**Stored data:**
--- START ---
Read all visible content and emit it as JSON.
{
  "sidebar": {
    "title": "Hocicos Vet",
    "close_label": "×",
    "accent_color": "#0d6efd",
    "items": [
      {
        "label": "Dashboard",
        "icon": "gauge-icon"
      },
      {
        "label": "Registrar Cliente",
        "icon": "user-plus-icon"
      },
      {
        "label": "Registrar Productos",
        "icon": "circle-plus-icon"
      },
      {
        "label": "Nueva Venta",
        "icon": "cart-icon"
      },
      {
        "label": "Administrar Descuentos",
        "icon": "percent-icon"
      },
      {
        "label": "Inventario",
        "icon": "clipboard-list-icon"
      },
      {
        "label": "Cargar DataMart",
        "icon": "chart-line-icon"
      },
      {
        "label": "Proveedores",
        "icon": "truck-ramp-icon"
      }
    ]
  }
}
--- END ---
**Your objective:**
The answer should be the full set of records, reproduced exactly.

**Reply:**
Read all visible content and emit it as JSON.
{
  "sidebar": {
    "title": "Hocicos Vet",
    "close_label": "×",
    "accent_color": "#0d6efd",
    "items": [
      {
        "label": "Dashboard",
        "icon": "gauge-icon"
      },
      {
        "label": "Registrar Cliente",
        "icon": "user-plus-icon"
      },
      {
        "label": "Registrar Productos",
        "icon": "circle-plus-icon"
      },
      {
        "label": "Nueva Venta",
        "icon": "cart-icon"
      },
      {
        "label": "Administrar Descuentos",
        "icon": "percent-icon"
      },
      {
        "label": "Inventario",
        "icon": "clipboard-list-icon"
      },
      {
        "label": "Cargar DataMart",
        "icon": "chart-line-icon"
      },
      {
        "label": "Proveedores",
        "icon": "truck-ramp-icon"
      }
    ]
  }
}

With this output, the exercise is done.